Educational Differences in Fertility Intentions: A U.S.-Japan Comparison
James Raymo, University of Wisconsin-Madison
Kelly Musick, Cornell University
Miho Iwasawa, National Institute of Population and Social Security Research, Japan
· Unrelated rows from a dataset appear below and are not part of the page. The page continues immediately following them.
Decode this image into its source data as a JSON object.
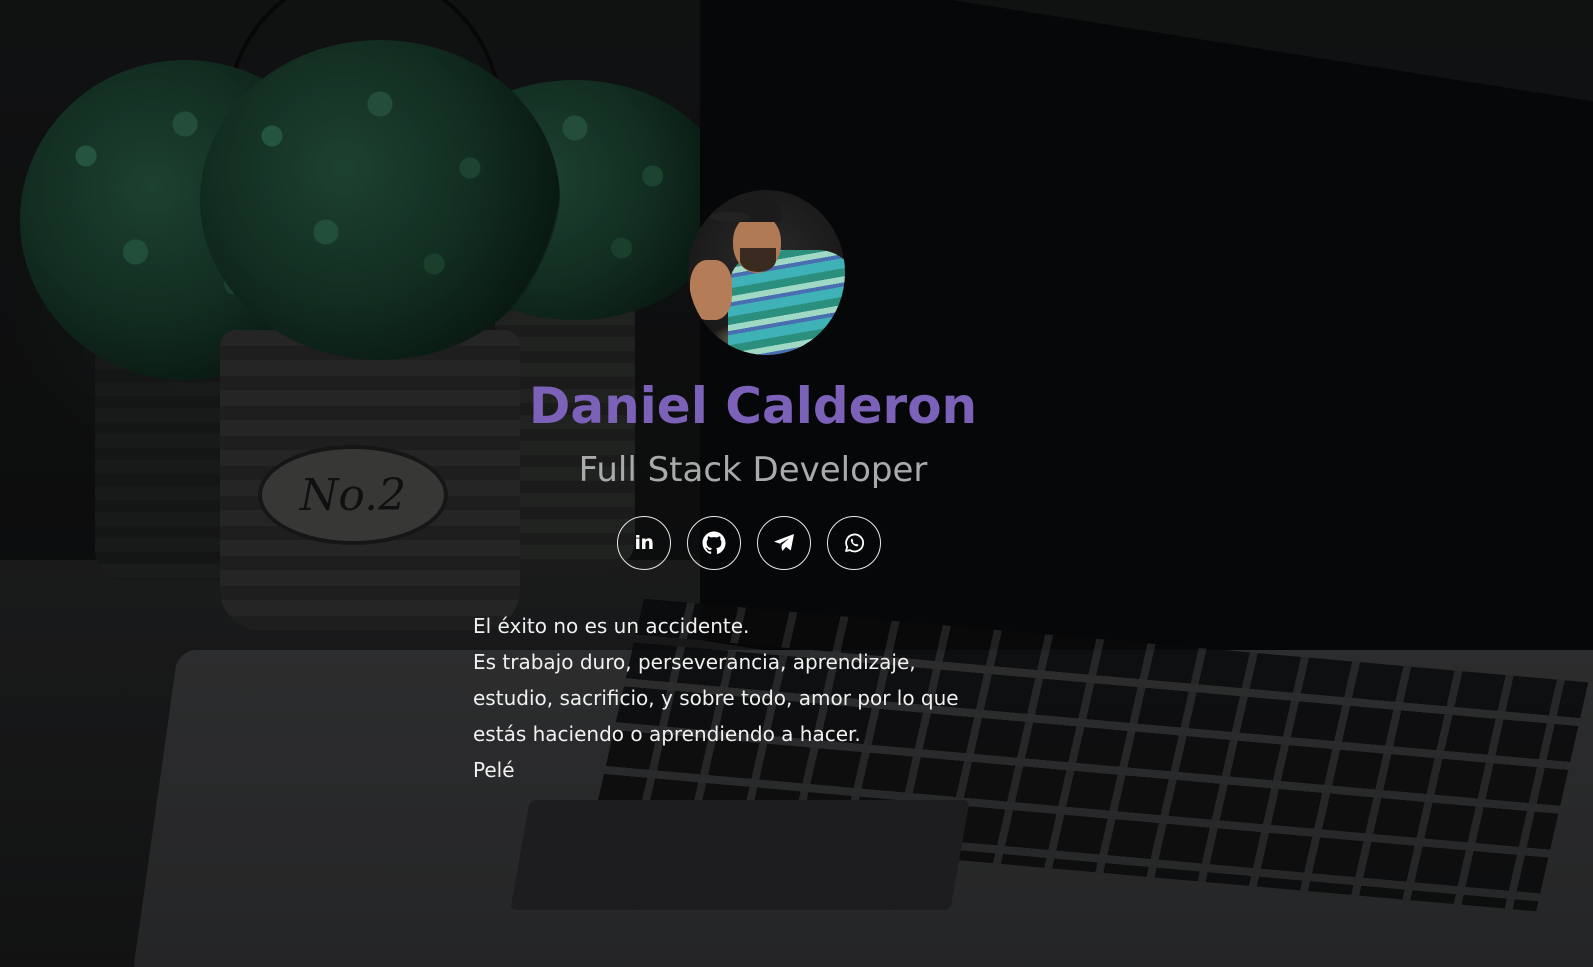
{
  "profile": {
    "name": "Daniel Calderon",
    "title": "Full Stack Developer"
  },
  "socials": [
    {
      "id": "linkedin",
      "label": "in",
      "icon": "linkedin-icon"
    },
    {
      "id": "github",
      "icon": "github-icon"
    },
    {
      "id": "telegram",
      "icon": "telegram-icon"
    },
    {
      "id": "whatsapp",
      "icon": "whatsapp-icon"
    }
  ],
  "quote": {
    "lines": [
      "El éxito no es un accidente.",
      "Es trabajo duro, perseverancia, aprendizaje,",
      "estudio, sacrificio, y sobre todo, amor por lo que",
      "estás haciendo o aprendiendo a hacer.",
      "Pelé"
    ]
  },
  "background": {
    "pot_label": "No.2"
  },
  "colors": {
    "name": "#7b61b8",
    "title": "#a9aaab",
    "text": "#f1f1f1",
    "icon_border": "#e9e9e9"
  }
}
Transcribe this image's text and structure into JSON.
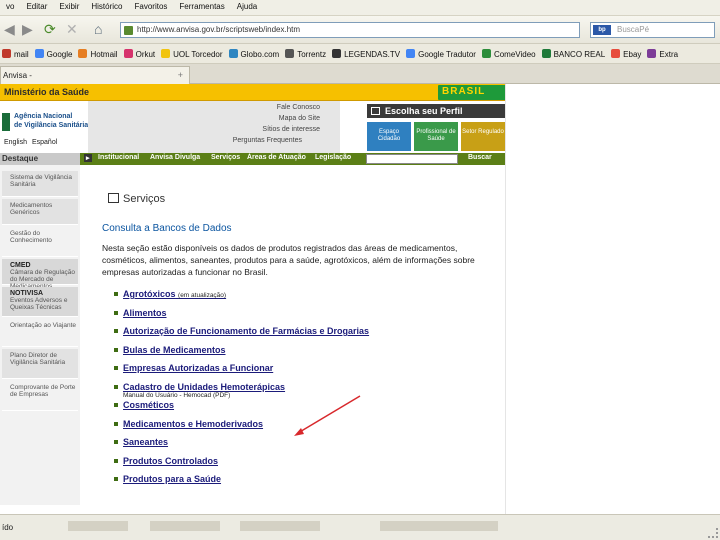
{
  "browser": {
    "menu": [
      "vo",
      "Editar",
      "Exibir",
      "Histórico",
      "Favoritos",
      "Ferramentas",
      "Ajuda"
    ],
    "url": "http://www.anvisa.gov.br/scriptsweb/index.htm",
    "search_placeholder": "BuscaPé",
    "search_engine_badge": "bp",
    "bookmarks": [
      {
        "label": "mail",
        "color": "#c0392b"
      },
      {
        "label": "Google",
        "color": "#4285f4"
      },
      {
        "label": "Hotmail",
        "color": "#e67e22"
      },
      {
        "label": "Orkut",
        "color": "#d6336c"
      },
      {
        "label": "UOL Torcedor",
        "color": "#f1c40f"
      },
      {
        "label": "Globo.com",
        "color": "#2e86c1"
      },
      {
        "label": "Torrentz",
        "color": "#555555"
      },
      {
        "label": "LEGENDAS.TV",
        "color": "#333333"
      },
      {
        "label": "Google Tradutor",
        "color": "#4285f4"
      },
      {
        "label": "ComeVideo",
        "color": "#2c8d3a"
      },
      {
        "label": "BANCO REAL",
        "color": "#1f7a3a"
      },
      {
        "label": "Ebay",
        "color": "#e74c3c"
      },
      {
        "label": "Extra",
        "color": "#7d3c98"
      }
    ],
    "tab_title": "Anvisa -",
    "status": "ído"
  },
  "site": {
    "ministry": "Ministério da Saúde",
    "flag_text": "BRASIL",
    "agency_lines": [
      "Agência Nacional",
      "de Vigilância Sanitária"
    ],
    "languages": [
      "English",
      "Español"
    ],
    "quick_links": [
      "Fale Conosco",
      "Mapa do Site",
      "Sítios de interesse",
      "Perguntas Frequentes"
    ],
    "perfil_title": "Escolha seu Perfil",
    "perfil_cards": [
      {
        "label": "Espaço Cidadão",
        "color": "#2f80c0"
      },
      {
        "label": "Profissional de Saúde",
        "color": "#3a9a4a"
      },
      {
        "label": "Setor Regulado",
        "color": "#c8a016"
      }
    ],
    "destaque": "Destaque",
    "nav": [
      "Institucional",
      "Anvisa Divulga",
      "Serviços",
      "Áreas de Atuação",
      "Legislação"
    ],
    "search_button": "Buscar",
    "sidebar": [
      {
        "title": "Sistema de Vigilância Sanitária",
        "sub": ""
      },
      {
        "title": "Medicamentos Genéricos",
        "sub": ""
      },
      {
        "title": "Gestão do Conhecimento",
        "sub": ""
      },
      {
        "title": "CMED",
        "sub": "Câmara de Regulação do Mercado de Medicamentos"
      },
      {
        "title": "NOTIVISA",
        "sub": "Eventos Adversos e Queixas Técnicas"
      },
      {
        "title": "Orientação ao Viajante",
        "sub": ""
      },
      {
        "title": "Plano Diretor de Vigilância Sanitária",
        "sub": ""
      },
      {
        "title": "Comprovante de Porte de Empresas",
        "sub": ""
      }
    ],
    "section_title": "Serviços",
    "consulta_title": "Consulta a Bancos de Dados",
    "intro": "Nesta seção estão disponíveis os dados de produtos registrados das áreas de medicamentos, cosméticos, alimentos, saneantes, produtos para a saúde, agrotóxicos, além de informações sobre empresas autorizadas a funcionar no Brasil.",
    "links": [
      {
        "label": "Agrotóxicos",
        "note": "(em atualização)",
        "sub": ""
      },
      {
        "label": "Alimentos",
        "note": "",
        "sub": ""
      },
      {
        "label": "Autorização de Funcionamento de Farmácias e Drogarias",
        "note": "",
        "sub": ""
      },
      {
        "label": "Bulas de Medicamentos",
        "note": "",
        "sub": ""
      },
      {
        "label": "Empresas Autorizadas a Funcionar",
        "note": "",
        "sub": ""
      },
      {
        "label": "Cadastro de Unidades Hemoterápicas",
        "note": "",
        "sub": "Manual do Usuário - Hemocad (PDF)"
      },
      {
        "label": "Cosméticos",
        "note": "",
        "sub": ""
      },
      {
        "label": "Medicamentos e Hemoderivados",
        "note": "",
        "sub": ""
      },
      {
        "label": "Saneantes",
        "note": "",
        "sub": ""
      },
      {
        "label": "Produtos Controlados",
        "note": "",
        "sub": ""
      },
      {
        "label": "Produtos para a Saúde",
        "note": "",
        "sub": ""
      }
    ]
  },
  "annotation": {
    "arrow_color": "#d8282c"
  }
}
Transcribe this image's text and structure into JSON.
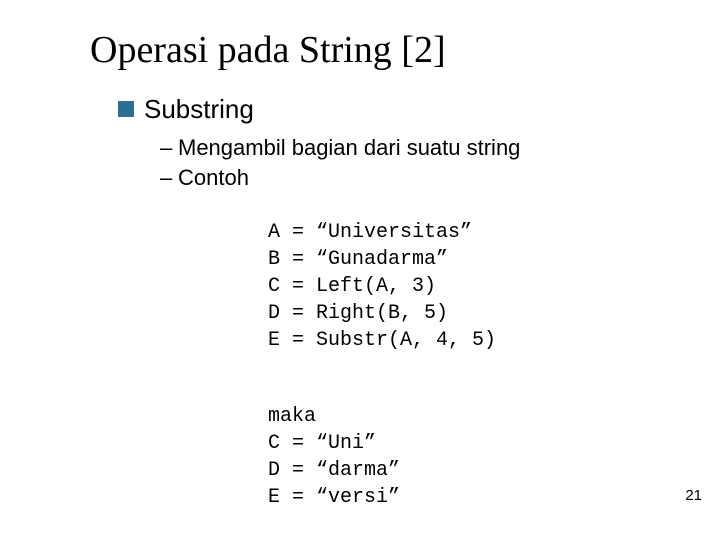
{
  "title": "Operasi pada String [2]",
  "section": {
    "heading": "Substring",
    "desc": "Mengambil bagian dari suatu string",
    "contoh_label": "Contoh",
    "code": [
      "A = “Universitas”",
      "B = “Gunadarma”",
      "C = Left(A, 3)",
      "D = Right(B, 5)",
      "E = Substr(A, 4, 5)"
    ],
    "result": [
      "maka",
      "C = “Uni”",
      "D = “darma”",
      "E = “versi”"
    ]
  },
  "page_number": "21"
}
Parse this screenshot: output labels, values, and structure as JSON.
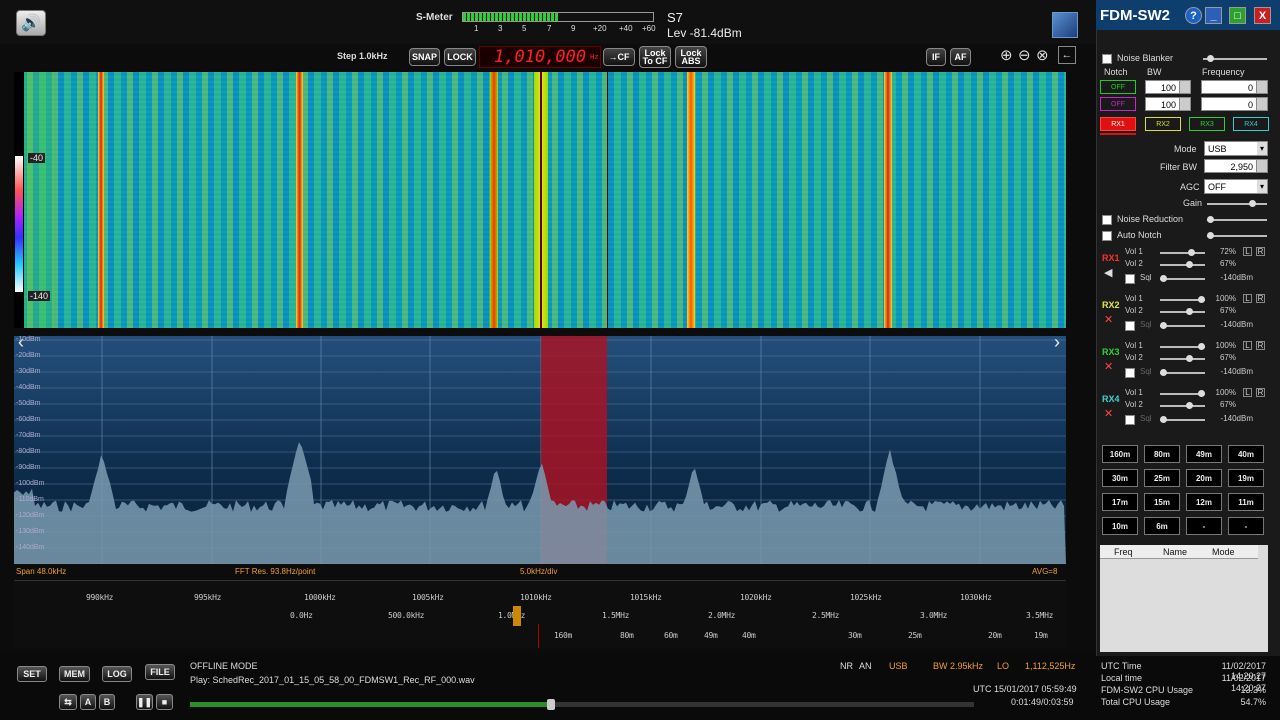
{
  "app": {
    "title": "FDM-SW2",
    "help": "?"
  },
  "smeter": {
    "label": "S-Meter",
    "scale": [
      "1",
      "3",
      "5",
      "7",
      "9",
      "+20",
      "+40",
      "+60"
    ],
    "s_value": "S7",
    "level": "Lev -81.4dBm",
    "fill_fraction": 0.5
  },
  "toolbar": {
    "step": "Step 1.0kHz",
    "snap": "SNAP",
    "lock": "LOCK",
    "frequency": "1,010,000",
    "freq_unit": "Hz",
    "to_cf": "→CF",
    "lock_to_cf": "Lock\nTo CF",
    "lock_abs": "Lock\nABS",
    "if": "IF",
    "af": "AF"
  },
  "waterfall": {
    "top_db": "-40",
    "bottom_db": "-140"
  },
  "spectrum": {
    "db_labels": [
      "-10dBm",
      "-20dBm",
      "-30dBm",
      "-40dBm",
      "-50dBm",
      "-60dBm",
      "-70dBm",
      "-80dBm",
      "-90dBm",
      "-100dBm",
      "-110dBm",
      "-120dBm",
      "-130dBm",
      "-140dBm"
    ],
    "span": "Span 48.0kHz",
    "fft": "FFT Res. 93.8Hz/point",
    "div": "5.0kHz/div",
    "avg": "AVG=8"
  },
  "scale_khz": [
    "990kHz",
    "995kHz",
    "1000kHz",
    "1005kHz",
    "1010kHz",
    "1015kHz",
    "1020kHz",
    "1025kHz",
    "1030kHz"
  ],
  "scale_mhz": [
    "0.0Hz",
    "500.0kHz",
    "1.0MHz",
    "1.5MHz",
    "2.0MHz",
    "2.5MHz",
    "3.0MHz",
    "3.5MHz"
  ],
  "scale_m": [
    "160m",
    "80m",
    "60m",
    "49m",
    "40m",
    "30m",
    "25m",
    "20m",
    "19m"
  ],
  "bottom": {
    "set": "SET",
    "mem": "MEM",
    "log": "LOG",
    "file": "FILE",
    "a": "A",
    "b": "B",
    "mode_text": "OFFLINE MODE",
    "play": "Play: SchedRec_2017_01_15_05_58_00_FDMSW1_Rec_RF_000.wav",
    "nr": "NR",
    "an": "AN",
    "mode": "USB",
    "bw": "BW 2.95kHz",
    "lo": "LO",
    "lo_freq": "1,112,525Hz",
    "utc": "UTC 15/01/2017 05:59:49",
    "time": "0:01:49/0:03:59",
    "progress": 0.46
  },
  "right": {
    "noise_blanker": "Noise Blanker",
    "notch": "Notch",
    "bw": "BW",
    "frequency": "Frequency",
    "notch_rows": [
      {
        "state": "OFF",
        "bw": "100",
        "freq": "0"
      },
      {
        "state": "OFF",
        "bw": "100",
        "freq": "0"
      }
    ],
    "rx_tabs": [
      "RX1",
      "RX2",
      "RX3",
      "RX4"
    ],
    "mode_label": "Mode",
    "mode": "USB",
    "filter_label": "Filter BW",
    "filter": "2,950",
    "agc_label": "AGC",
    "agc": "OFF",
    "gain": "Gain",
    "noise_reduction": "Noise Reduction",
    "auto_notch": "Auto Notch",
    "rx": [
      {
        "name": "RX1",
        "vol1": "72%",
        "vol2": "67%",
        "sql": "-140dBm",
        "color": "#ff3030"
      },
      {
        "name": "RX2",
        "vol1": "100%",
        "vol2": "67%",
        "sql": "-140dBm",
        "color": "#e6e640"
      },
      {
        "name": "RX3",
        "vol1": "100%",
        "vol2": "67%",
        "sql": "-140dBm",
        "color": "#30d030"
      },
      {
        "name": "RX4",
        "vol1": "100%",
        "vol2": "67%",
        "sql": "-140dBm",
        "color": "#40d0d0"
      }
    ],
    "vol1": "Vol 1",
    "vol2": "Vol 2",
    "sql": "Sql",
    "l": "L",
    "r": "R",
    "bands": [
      "160m",
      "80m",
      "49m",
      "40m",
      "30m",
      "25m",
      "20m",
      "19m",
      "17m",
      "15m",
      "12m",
      "11m",
      "10m",
      "6m",
      "",
      ""
    ],
    "mem_cols": [
      "Freq",
      "Name",
      "Mode"
    ],
    "status": [
      {
        "k": "UTC Time",
        "v": "11/02/2017 14:20:27"
      },
      {
        "k": "Local time",
        "v": "11/02/2017 14:20:27"
      },
      {
        "k": "FDM-SW2 CPU Usage",
        "v": "13.3%"
      },
      {
        "k": "Total CPU Usage",
        "v": "54.7%"
      }
    ]
  },
  "colors": {
    "accent": "#ff2020",
    "spectrum_bg": "#1b4670",
    "filter_band": "#b01020"
  }
}
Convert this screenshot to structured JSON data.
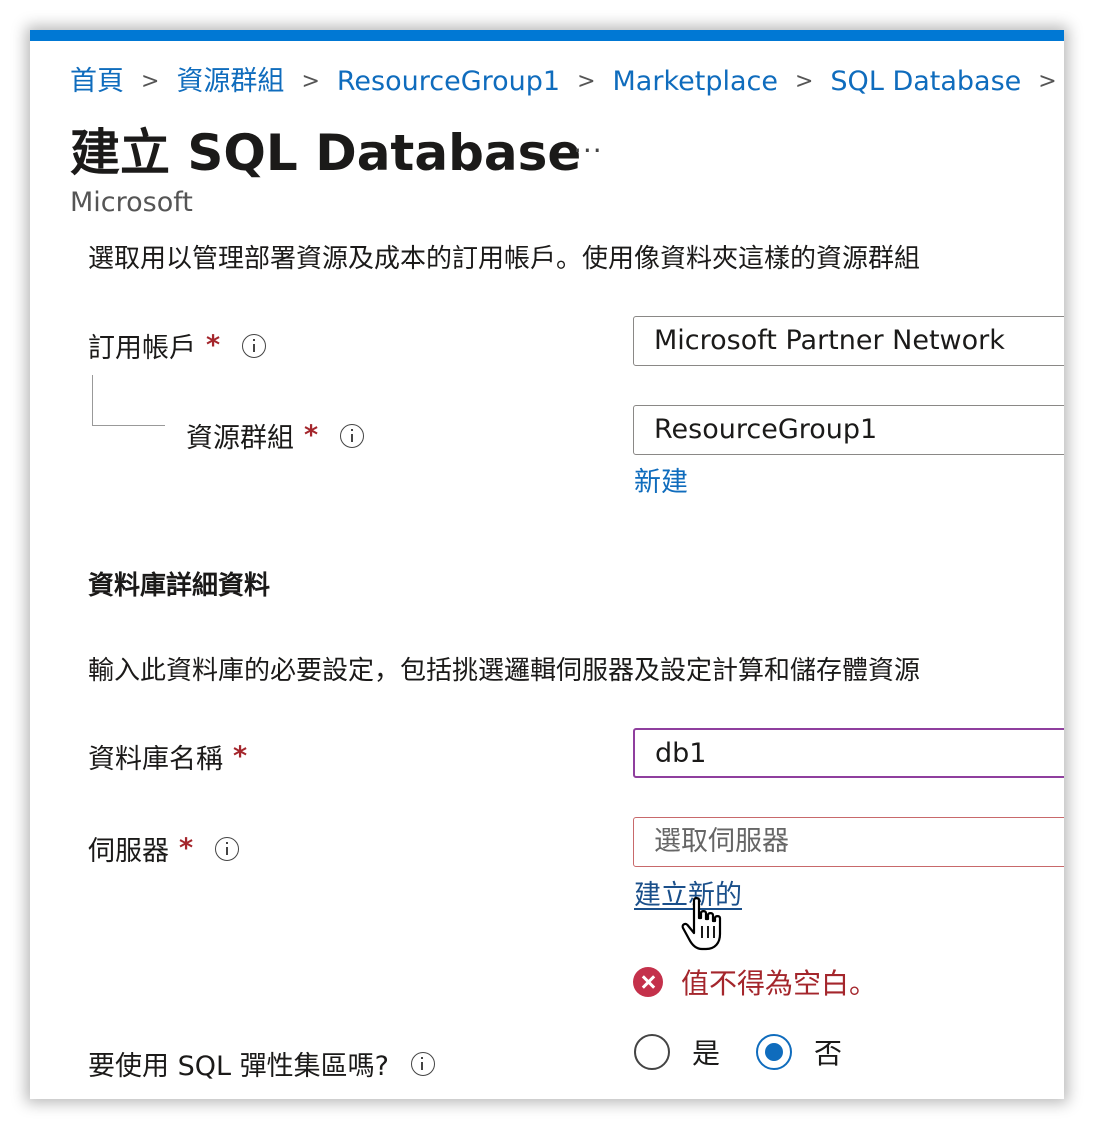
{
  "colors": {
    "accent": "#0078d4",
    "link": "#0f6cbd",
    "error": "#a4262c",
    "focus": "#8f3f9e"
  },
  "breadcrumb": [
    "首頁",
    "資源群組",
    "ResourceGroup1",
    "Marketplace",
    "SQL Database"
  ],
  "breadcrumb_separator": ">",
  "page": {
    "title": "建立 SQL Database",
    "more": "···",
    "publisher": "Microsoft"
  },
  "subscription_desc": "選取用以管理部署資源及成本的訂用帳戶。使用像資料夾這樣的資源群組",
  "subscription": {
    "label": "訂用帳戶",
    "value": "Microsoft Partner Network"
  },
  "resource_group": {
    "label": "資源群組",
    "value": "ResourceGroup1",
    "create_new": "新建"
  },
  "db_details": {
    "heading": "資料庫詳細資料",
    "desc": "輸入此資料庫的必要設定，包括挑選邏輯伺服器及設定計算和儲存體資源"
  },
  "db_name": {
    "label": "資料庫名稱",
    "value": "db1"
  },
  "server": {
    "label": "伺服器",
    "placeholder": "選取伺服器",
    "create_new": "建立新的",
    "error": "值不得為空白。"
  },
  "elastic_pool": {
    "label": "要使用 SQL 彈性集區嗎?",
    "option_yes": "是",
    "option_no": "否",
    "selected": "否"
  },
  "required_mark": "*",
  "icons": [
    "info-icon",
    "error-icon",
    "hand-pointer-cursor",
    "chevron-right-icon"
  ]
}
We examine educational differences in unintended childbearing in Japan using data from a large, nationally-representative survey. Comparison with recent research on American women facilitates new insights into posited explanations for the concentration of unintended childbearing at the lower end of the educational spectrum in the U.S. Preliminary analyses indicate that the level of unintended childbearing in Japan depends upon how we treat the large number of ambiguous responses. We also find that the negative educational gradient in Japan is far less pronounced than in the U.S., reflecting the relatively low prevalence of conceptions at young ages among less-educated Japanese women and the lower levels of nonmarital conceptions. We suggest that these patterns are consistent with theoretical emphases on efficacy and on relationship uncertainty as explanations for the concentration of unintended childbearing at the lower end of the educational spectrum in the U.S.